Golgari continued to struggle on day two, and by the end of the event, only
a few Golgari decks were anywhere near the top tables. Here’s an example of
one of the few exceptions, Michael Jundergraber’s list that he piloted to
an 8-2 record:

Okay, if Golgari underperformed and Jeskai underperformed (which it did,
despite Wafo’s strong record), what was that major archetype ahead of Boros
in win rate?

Was it Arclight Phoenix?

While Arclight Phoenix decks did above average, they were just slightly
behind Boros.

That’s right, despite putting zero copies in the top 8 (thanks to a
shortage of good Draft records), Selesyna Tokens appeared to be the winning
strategy, among those with a double-digit sample size. Is it possible that
there’s a lot of opportunity this week playing Selesyna Tokens and
capitalizing on how much everyone is focused on the top 8 lists?
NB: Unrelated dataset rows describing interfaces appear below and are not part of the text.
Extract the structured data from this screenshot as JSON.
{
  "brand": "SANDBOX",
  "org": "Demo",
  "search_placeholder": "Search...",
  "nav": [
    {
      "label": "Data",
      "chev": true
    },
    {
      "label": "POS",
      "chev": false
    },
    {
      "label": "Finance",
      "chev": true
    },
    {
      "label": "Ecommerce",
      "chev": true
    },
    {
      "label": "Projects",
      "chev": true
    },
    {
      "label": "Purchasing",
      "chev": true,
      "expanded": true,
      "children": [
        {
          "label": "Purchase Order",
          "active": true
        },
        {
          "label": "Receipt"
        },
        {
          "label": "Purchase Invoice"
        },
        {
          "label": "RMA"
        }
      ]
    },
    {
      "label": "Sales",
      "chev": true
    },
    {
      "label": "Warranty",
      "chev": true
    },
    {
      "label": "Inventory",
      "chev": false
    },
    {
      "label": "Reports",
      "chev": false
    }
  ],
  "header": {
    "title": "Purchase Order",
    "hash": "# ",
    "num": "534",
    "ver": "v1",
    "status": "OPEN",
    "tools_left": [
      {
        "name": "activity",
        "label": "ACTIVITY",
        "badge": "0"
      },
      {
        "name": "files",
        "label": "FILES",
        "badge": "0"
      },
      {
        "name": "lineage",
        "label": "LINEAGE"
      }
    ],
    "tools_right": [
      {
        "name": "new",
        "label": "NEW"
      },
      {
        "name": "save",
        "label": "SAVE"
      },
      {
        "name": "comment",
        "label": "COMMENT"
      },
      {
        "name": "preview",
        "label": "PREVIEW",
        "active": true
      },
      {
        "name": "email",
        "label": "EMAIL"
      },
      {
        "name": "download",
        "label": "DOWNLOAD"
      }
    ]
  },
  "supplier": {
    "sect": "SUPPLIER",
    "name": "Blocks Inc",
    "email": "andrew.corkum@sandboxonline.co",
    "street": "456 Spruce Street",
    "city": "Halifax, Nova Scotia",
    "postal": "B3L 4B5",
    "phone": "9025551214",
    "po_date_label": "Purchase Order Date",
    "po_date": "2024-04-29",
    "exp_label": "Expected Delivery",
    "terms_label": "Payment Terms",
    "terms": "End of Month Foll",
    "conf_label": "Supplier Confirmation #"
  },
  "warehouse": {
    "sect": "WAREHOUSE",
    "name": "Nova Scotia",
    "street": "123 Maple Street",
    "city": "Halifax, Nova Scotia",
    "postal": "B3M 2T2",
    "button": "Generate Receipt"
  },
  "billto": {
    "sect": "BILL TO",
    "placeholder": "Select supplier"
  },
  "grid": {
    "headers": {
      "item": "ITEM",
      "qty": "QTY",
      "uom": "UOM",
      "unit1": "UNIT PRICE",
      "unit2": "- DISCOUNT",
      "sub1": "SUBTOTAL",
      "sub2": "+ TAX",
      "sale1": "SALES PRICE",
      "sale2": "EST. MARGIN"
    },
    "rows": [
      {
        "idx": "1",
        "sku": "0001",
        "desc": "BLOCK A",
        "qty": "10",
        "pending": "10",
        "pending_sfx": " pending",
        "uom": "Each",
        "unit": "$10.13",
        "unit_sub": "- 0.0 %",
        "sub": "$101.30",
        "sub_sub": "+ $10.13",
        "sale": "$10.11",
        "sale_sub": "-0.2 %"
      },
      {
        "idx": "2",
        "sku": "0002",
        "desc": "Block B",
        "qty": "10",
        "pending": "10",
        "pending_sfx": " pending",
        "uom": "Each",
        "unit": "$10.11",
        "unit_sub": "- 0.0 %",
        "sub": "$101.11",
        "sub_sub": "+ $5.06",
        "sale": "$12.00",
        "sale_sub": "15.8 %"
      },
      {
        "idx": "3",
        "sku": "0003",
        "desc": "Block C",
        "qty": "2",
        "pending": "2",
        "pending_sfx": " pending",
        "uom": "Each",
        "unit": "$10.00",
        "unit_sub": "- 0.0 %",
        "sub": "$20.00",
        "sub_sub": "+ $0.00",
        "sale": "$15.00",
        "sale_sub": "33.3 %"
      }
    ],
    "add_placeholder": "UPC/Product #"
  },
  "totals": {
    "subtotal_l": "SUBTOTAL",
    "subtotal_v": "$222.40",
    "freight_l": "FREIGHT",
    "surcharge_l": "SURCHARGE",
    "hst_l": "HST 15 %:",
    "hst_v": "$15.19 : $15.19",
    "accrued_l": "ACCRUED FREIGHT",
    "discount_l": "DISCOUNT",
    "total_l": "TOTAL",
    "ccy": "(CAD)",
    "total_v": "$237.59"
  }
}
There’s a lot of similarities to the Boros decks, thanks to Adanto
Vanguard, Legion’s Landing, History of Benalia, Conclave Tribunal, and
Ajani; however, the heavy-token theme and Venerated Loxodon proved
especially strong in a world where Deafening Clarion decks fell by the
wayside, and instead, you face round after round of Dauntless Bodyguard and
Skymarcher Aspirant.

I love Kraul Harpooner right now, by the way. To start with, it’s
not like a 3/2 reach for two mana is that low of a floor. What’s more, it
provides great defense against Crackling Drake and Niv-Mizzet, without
leaving you with dead cards. Perhaps even more importantly, it’s just an
absolute beating, fighting a Healer’s Hawk or Rustwing Falcon.

I mean, if this is what’s poppin’ these days, Kraul Harpooner is
going to be absolutely savage.

When I look at the event and consider what deckbuilding moves could have
been different, one place I go to is the possibility of black instead of
red. Afterall, I got smoked by Dauntless Bodyguard and Adanto Vanguard
pretty hard. Could black removal have made the difference?

While only five players played Esper in the Pro Tour, four of them made day
two. That’s at least something. Unfortunately, it wasn’t just a small
sample size, but also a case of good Draft records, as none of the Esper
decks ended up 8-2 or better.

Kihara’s list features some interesting choices worth taking a closer look
at. For starters, Golden Demise is certainly the better sweeper for
combating Dauntless Bodyguard and Adanto Vanguard.

I also like Seal Away here, and getting to make use of Vraska’s Contempt
and The Eldest Reborn is a huge draw to me.

I’m not sure this card will ever be fully appreciated in its Standard

The use of Karn, Scion of Urza instead of Chemister’s Insight is
interesting, but I guess I buy it, since The Eldest Reborn is already
taking us into a very “tap-out” direction, and it’s not like we have
Expansion//Explosion or anything anyway.

I’m not sure how to feel about a playset of Syncopates, and zero Essence
Scatters or Negates, but it might actually be really good, as these white
decks are so good at forking either Essence Scatter or Negate, thanks to
the token-making spells and Planeswalkers.

My recommendation for next week would be Selesyna Tokens, but if you
absolutely want to play control, I would at least consider taking Esper for
a spin. If you do want to play Jeskai (and I couldn’t blame you), I might
start with something like:

That said, I am kind of interested in exploring a little heavier use of
Shivan Fire. That card seems like it might be a good opportunity right now.
At the end of the day, however, I still think tokens or Boros is probably
the better next step, at least until the metagame adjusts a little.

While I may not be battling in the main event any longer, I am back in the
tank brewing. My format of choice?